Recorded data
● ● ● ●

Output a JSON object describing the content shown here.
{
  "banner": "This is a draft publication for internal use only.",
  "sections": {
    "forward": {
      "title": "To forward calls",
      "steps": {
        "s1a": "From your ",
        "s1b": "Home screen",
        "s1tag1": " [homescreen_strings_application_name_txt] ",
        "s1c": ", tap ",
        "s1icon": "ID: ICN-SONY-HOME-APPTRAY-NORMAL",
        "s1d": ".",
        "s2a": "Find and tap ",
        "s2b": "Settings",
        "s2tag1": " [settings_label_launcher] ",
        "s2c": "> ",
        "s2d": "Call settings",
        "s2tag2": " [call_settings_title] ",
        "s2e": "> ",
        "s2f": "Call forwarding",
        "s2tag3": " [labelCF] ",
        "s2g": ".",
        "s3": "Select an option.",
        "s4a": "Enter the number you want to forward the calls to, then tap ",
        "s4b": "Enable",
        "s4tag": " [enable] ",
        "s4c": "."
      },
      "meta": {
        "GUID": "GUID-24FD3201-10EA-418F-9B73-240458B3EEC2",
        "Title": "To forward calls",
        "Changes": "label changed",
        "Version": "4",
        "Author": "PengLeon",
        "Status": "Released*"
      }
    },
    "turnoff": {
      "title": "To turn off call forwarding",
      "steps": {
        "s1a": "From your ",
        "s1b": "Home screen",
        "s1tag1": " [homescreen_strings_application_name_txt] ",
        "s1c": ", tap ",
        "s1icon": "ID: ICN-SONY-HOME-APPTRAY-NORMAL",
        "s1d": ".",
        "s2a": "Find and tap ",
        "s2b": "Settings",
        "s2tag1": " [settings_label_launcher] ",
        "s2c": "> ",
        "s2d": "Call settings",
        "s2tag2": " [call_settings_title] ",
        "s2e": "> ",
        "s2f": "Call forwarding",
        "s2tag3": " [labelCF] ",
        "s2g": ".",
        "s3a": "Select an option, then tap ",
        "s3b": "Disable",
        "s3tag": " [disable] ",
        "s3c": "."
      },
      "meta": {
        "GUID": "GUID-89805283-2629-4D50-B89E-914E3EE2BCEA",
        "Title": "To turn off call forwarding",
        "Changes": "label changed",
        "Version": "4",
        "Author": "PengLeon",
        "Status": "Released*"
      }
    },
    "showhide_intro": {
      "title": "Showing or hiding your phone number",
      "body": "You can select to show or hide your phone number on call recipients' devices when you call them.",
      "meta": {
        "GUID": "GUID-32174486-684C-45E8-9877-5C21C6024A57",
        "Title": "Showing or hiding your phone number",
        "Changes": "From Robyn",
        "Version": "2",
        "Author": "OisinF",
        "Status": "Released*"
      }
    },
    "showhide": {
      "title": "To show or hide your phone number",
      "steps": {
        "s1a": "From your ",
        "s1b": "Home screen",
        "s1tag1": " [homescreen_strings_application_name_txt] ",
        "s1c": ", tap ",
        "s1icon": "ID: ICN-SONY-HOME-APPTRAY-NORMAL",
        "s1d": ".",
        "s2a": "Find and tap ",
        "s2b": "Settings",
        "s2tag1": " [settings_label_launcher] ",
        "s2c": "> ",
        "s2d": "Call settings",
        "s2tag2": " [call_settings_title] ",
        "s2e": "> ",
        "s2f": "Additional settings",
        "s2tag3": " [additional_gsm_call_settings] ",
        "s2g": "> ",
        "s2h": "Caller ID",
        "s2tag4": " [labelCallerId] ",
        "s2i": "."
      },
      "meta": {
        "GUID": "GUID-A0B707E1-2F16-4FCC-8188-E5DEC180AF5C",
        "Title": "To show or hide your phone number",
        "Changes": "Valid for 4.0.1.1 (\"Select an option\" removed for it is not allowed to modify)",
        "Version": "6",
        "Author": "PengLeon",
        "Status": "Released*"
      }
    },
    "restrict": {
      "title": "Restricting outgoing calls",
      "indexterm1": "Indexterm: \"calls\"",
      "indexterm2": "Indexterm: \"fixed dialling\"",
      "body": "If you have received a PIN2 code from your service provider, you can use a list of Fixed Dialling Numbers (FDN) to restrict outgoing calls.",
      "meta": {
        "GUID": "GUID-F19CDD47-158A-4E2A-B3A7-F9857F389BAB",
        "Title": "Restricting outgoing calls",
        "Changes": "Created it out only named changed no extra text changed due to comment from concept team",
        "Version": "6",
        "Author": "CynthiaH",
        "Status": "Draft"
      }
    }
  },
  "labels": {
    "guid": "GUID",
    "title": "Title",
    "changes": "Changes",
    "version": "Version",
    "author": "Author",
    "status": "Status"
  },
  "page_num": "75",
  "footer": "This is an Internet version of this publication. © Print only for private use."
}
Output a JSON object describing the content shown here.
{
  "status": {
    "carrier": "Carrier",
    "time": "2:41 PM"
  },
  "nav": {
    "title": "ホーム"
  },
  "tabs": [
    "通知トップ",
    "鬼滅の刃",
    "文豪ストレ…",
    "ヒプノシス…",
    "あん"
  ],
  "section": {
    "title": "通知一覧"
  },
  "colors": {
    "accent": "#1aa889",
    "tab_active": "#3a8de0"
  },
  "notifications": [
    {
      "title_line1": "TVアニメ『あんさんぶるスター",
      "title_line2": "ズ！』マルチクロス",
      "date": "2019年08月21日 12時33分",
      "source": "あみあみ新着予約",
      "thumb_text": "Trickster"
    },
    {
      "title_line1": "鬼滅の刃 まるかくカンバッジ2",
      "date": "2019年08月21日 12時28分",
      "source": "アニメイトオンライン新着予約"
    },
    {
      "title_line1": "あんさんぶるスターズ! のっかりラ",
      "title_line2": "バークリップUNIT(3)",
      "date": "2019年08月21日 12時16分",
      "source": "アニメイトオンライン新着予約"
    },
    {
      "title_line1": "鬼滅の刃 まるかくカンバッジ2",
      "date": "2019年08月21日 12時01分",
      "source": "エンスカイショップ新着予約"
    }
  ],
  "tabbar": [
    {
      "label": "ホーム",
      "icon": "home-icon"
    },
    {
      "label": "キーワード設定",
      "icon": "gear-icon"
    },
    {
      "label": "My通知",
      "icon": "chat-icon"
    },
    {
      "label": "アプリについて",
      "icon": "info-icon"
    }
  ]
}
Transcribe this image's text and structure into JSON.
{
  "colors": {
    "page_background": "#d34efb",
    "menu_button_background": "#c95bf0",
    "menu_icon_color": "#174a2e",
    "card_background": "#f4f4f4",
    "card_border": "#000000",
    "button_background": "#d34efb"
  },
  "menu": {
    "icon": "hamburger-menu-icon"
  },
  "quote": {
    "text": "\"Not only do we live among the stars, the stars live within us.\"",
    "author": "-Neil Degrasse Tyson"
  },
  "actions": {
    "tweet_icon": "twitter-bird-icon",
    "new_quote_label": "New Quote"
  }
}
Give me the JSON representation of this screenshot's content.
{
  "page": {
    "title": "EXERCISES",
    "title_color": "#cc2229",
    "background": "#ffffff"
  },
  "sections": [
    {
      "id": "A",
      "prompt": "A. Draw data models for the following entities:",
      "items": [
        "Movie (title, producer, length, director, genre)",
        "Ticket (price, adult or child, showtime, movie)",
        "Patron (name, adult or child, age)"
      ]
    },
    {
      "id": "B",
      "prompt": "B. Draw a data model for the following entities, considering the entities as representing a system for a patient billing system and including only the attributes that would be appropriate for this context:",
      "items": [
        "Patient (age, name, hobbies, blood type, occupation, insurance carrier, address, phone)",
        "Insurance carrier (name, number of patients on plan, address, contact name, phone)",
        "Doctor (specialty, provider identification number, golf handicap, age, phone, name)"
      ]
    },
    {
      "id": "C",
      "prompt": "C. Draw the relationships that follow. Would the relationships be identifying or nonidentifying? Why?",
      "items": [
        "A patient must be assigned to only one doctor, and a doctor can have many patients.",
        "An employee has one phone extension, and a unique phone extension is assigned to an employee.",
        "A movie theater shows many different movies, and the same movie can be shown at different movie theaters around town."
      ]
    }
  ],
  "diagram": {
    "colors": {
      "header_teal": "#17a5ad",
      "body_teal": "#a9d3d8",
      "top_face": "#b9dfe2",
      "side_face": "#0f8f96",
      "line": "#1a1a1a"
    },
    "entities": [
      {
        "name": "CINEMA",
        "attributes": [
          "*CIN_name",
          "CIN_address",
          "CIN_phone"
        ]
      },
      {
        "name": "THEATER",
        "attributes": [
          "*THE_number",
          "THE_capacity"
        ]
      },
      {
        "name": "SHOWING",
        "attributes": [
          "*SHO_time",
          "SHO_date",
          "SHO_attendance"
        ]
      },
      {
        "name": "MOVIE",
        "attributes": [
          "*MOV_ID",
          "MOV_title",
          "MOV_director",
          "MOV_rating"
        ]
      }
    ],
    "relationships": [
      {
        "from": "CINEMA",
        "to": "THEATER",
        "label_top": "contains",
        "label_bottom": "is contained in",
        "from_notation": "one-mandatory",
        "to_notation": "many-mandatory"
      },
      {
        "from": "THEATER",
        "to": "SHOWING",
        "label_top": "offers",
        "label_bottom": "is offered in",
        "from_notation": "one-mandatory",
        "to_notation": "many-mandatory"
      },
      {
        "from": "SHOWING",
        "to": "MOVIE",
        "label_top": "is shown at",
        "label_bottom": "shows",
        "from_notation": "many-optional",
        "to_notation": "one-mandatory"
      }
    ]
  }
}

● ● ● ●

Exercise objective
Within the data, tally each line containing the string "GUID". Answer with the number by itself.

Reply to the exercise
6